Patty Schachtner, of Somerset, is the St. Croix County medical examiner and a former town board member.
She wants to find a better solution for people in northwestern Wisconsin who have mental health issues or are suffering from drug addiction. Schachtner said many of these residents are taken to eastern Wisconsin for help, despite there being facilities in Minnesota that are closer to home.
"Our families can't afford to drive three hours away for treatment. But they can go across the river (to Minnesota)," Schachtner said. "But because we have constrictions, and a lot of it has to do with BadgerCare, our people aren't getting access to the treatment that they need when they need it."

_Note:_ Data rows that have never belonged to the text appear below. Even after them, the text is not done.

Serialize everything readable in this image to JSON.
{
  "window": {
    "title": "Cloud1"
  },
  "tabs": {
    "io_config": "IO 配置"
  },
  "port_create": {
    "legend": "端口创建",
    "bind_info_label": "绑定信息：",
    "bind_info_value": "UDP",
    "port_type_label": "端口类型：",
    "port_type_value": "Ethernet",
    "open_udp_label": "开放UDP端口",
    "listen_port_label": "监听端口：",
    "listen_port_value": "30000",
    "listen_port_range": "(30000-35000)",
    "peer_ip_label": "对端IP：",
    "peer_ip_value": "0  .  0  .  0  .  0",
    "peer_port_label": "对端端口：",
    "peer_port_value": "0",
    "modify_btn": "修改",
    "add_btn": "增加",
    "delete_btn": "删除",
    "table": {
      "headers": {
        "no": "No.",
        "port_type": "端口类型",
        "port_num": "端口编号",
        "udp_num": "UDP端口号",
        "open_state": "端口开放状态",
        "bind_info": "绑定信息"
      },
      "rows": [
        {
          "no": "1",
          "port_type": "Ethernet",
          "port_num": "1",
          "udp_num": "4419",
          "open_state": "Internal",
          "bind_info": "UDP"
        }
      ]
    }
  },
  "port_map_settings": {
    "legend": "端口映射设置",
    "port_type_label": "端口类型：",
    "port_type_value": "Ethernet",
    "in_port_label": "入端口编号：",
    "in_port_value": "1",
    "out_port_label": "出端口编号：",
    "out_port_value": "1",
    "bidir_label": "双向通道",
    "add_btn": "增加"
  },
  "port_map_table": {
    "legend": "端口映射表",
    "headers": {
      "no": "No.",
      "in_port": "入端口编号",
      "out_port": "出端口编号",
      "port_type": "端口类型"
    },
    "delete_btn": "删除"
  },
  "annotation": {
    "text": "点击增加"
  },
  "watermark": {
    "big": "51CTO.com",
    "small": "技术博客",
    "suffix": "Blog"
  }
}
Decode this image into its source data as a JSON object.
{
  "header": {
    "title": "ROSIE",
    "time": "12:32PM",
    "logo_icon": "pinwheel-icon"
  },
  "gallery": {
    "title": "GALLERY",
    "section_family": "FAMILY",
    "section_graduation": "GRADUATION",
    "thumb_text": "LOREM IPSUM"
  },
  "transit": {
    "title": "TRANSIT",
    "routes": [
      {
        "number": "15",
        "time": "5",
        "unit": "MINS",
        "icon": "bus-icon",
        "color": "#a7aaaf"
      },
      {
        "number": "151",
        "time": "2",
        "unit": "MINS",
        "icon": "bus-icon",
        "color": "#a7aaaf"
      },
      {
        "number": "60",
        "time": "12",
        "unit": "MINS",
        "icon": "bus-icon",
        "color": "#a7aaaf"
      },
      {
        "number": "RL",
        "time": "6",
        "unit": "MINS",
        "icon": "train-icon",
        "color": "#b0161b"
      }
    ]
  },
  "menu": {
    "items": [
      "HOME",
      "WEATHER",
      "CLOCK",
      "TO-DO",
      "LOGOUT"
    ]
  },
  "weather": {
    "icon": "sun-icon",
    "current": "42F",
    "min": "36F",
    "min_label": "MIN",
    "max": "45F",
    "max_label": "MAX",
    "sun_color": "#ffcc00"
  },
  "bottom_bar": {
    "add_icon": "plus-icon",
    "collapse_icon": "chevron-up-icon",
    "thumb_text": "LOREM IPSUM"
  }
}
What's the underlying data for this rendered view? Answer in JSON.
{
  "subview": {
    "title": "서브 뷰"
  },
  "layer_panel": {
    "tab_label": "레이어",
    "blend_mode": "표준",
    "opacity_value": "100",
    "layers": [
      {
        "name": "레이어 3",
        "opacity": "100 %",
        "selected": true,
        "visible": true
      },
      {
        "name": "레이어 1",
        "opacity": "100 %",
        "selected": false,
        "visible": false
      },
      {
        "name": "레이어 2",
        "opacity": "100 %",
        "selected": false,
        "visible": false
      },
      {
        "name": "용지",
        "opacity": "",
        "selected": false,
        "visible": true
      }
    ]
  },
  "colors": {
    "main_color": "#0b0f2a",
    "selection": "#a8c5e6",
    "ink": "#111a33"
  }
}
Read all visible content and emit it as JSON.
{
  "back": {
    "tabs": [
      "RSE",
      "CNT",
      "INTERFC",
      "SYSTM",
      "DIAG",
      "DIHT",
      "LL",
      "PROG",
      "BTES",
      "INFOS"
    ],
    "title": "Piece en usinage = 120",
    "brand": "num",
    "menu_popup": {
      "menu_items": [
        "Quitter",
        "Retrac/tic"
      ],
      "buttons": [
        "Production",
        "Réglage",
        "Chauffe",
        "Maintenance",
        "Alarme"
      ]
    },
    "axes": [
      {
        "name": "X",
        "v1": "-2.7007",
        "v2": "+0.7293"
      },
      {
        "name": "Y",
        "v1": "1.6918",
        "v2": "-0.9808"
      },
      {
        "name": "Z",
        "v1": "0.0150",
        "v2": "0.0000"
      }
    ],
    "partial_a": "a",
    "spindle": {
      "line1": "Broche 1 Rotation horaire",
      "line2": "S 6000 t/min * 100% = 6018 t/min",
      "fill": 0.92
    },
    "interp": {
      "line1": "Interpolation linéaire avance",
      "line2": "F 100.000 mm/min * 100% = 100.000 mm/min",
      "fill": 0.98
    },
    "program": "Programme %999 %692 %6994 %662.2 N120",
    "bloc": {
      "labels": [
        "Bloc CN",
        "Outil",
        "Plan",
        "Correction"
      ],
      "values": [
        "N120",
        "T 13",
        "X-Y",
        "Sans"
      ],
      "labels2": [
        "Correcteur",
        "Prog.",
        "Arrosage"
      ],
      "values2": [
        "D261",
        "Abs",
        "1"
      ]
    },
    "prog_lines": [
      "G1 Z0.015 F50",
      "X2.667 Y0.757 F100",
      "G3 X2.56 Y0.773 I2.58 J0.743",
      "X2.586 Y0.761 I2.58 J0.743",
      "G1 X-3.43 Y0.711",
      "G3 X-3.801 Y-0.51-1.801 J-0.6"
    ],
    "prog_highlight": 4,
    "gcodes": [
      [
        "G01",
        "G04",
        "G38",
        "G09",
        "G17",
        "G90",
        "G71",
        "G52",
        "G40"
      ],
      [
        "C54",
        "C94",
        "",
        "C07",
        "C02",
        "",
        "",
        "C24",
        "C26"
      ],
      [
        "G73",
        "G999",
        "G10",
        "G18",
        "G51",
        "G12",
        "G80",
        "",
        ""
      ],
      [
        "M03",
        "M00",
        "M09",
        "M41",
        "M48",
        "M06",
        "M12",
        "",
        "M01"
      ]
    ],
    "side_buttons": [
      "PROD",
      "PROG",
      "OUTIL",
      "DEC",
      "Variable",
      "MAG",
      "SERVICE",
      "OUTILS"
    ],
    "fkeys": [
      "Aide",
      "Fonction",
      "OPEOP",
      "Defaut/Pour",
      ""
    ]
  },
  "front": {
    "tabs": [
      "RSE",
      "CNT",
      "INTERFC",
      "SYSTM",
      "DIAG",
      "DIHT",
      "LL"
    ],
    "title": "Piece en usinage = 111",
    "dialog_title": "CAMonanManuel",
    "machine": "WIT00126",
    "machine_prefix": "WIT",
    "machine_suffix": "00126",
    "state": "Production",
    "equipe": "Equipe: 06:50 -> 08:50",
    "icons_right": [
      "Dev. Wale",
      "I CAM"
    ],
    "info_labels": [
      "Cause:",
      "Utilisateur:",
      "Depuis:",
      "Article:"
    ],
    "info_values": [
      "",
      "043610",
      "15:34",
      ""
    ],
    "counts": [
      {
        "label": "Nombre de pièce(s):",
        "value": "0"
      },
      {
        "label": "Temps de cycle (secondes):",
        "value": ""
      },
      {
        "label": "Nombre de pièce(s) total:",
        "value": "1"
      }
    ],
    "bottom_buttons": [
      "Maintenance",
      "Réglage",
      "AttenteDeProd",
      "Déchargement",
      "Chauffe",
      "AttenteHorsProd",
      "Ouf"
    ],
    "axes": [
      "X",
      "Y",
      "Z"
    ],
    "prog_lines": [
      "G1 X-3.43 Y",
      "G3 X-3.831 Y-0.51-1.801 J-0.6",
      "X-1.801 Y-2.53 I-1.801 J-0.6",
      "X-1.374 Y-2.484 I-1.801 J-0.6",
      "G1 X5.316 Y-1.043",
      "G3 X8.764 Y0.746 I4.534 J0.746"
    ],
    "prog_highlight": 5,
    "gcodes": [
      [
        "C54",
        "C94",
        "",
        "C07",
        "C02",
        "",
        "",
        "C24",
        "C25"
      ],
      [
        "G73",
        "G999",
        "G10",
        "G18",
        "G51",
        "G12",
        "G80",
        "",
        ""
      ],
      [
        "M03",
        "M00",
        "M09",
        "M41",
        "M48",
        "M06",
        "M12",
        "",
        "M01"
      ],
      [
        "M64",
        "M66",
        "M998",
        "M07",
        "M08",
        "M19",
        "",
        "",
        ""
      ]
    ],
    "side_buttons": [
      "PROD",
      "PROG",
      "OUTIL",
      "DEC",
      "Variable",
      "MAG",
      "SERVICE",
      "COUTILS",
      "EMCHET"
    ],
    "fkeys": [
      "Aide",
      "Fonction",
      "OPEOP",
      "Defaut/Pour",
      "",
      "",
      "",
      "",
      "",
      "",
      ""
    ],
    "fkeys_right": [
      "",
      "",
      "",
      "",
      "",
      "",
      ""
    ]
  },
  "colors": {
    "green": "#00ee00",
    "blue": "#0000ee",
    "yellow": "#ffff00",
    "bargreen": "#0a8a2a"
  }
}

John Calabrese, of Glenwood City, is a woodworker and the state director of WOLF-PAC, a group of volunteers working to get money out of politics.
He said the influence of campaign donations affects all issues at the state and federal levels.
"When your schools are underfunded, when your roads are falling apart, when you have concerns about what's being done in your local area, it all comes back to the money," Calabrese said. "So, until we take care of that, we can't take care of anything else."
Reuben Herfindahl, of River Falls, is the CEO of Digital Brigade, an information technology firm, who said his main issues are the weakening of public education in Wisconsin and how that relates to the economy.
"We're cutting funding to the university system and the K-12 system. This is all undercutting our people, the reason why they live here," he said. "It's undercutting our chances to do well in the national economy, when you're cutting off the feeder system coming from the university and K-12."
All three democrats will compete in the December primary. Voters will also choose one of two Republicans in the primary that day.
Primary winners and a Libertarian candidate will face off in a general election Jan. 16.